Published on July 21, 2021
Arash Khosravifar and Diane Moug, Portland State University researchers in civil and environmental engineering, were recently recognized with the 2021 Award in Excellence by the Western States Seismic Policy Council for research on mitigating soil liquefaction during seismic events.
This research project's goal is to develop a new, unobtrusive, cost-effective method for reducing liquefaction hazards of silty soils. Current industry methods are rarely employed due to their limited, disruptive and costly nature. When a new better method is developed, liquefaction-prone silty soils can be mitigated for a wide range of new and existing infrastructure. Applying a new viable liquefaction mitigation method will allow for less earthquake damage, improved emergency response and recovery after earthquakes.
The research activities associated with this project included building a new partnership among PSU, NHERI at the University of Texas (UT) and Arizona State University (ASU) and securing funds from the National Science Foundation (NSF), building local industry partners and developing two field test sites, which are the only two in existence in the U.S. Khosravifar and Moug worked with UT to bring their T-REX shaker truck to simulate earthquakes and ASU to collaborate on the bio-remediation approach called Microbially Induced Desaturation (MID). Arrays of wells were installed to inject and withdraw a chemical solution to feed in-situ microbes to desaturate the soils. The T-REX shaker truck was used to measure the soil characteristics before and after the treatment.

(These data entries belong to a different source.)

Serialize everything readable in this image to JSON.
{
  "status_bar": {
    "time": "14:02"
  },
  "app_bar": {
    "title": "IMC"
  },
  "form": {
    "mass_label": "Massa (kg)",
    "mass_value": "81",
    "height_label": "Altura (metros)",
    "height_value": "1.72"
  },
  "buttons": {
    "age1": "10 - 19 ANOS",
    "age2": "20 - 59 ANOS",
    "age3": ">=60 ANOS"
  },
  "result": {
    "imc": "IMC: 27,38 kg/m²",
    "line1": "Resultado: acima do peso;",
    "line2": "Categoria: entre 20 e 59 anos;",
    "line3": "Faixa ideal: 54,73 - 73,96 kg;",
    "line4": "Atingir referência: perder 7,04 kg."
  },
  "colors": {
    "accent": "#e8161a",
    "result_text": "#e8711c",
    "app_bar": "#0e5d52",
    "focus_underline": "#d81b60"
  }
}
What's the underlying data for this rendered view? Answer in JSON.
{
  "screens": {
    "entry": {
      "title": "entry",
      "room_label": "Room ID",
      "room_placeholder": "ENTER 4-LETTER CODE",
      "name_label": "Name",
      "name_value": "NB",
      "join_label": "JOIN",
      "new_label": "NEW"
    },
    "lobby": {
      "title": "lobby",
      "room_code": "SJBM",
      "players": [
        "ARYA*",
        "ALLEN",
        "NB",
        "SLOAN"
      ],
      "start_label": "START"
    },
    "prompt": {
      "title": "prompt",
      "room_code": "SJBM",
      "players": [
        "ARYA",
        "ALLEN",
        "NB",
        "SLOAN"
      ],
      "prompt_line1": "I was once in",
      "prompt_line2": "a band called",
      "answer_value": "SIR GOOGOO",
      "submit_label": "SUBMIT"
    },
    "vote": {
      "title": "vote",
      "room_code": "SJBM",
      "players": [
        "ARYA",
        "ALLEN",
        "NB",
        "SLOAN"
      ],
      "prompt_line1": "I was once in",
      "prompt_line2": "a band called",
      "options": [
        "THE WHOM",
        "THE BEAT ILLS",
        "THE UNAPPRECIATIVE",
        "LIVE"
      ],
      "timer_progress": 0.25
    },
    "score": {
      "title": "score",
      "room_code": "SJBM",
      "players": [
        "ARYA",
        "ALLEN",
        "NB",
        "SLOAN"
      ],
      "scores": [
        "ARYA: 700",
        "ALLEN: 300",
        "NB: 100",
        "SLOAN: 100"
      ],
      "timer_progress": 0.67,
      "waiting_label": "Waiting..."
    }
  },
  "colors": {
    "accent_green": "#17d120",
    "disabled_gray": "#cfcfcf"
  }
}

The PSU Liquefaction Mitigation of Silts research project is the first to test Microbially Induced Desaturation (MID) in field conditions in the United States. It required new technical partnerships to be built to bring in the needed multidisciplinary experts. Professor Ed Kavazanjian, renowned geotechnical engineer, offered professional expertise of his team members from the Center for Biomediated and Bio-inspired Geotechnics based at ASU. Similarly, renowned geotechnical engineer Professor Ken Stokoe, offered professional expertise of his team members from NHERI@UTexas, which is based out of UT at Austin.
There is evidence this mitigation method is effective. This project was to explore this possible mitigation method in actual field conditions, which are much more complex with many more variables than in a controlled laboratory setting. Portland is the first and only location in the United States to conduct field-scale tests. This field-scale testing has opened up many new complex questions that also need to be researched and answered. And while further field tests and analyses are required, this method appears to hold great promise.
This story was originally published by the Portland State University newsroom, July 2021.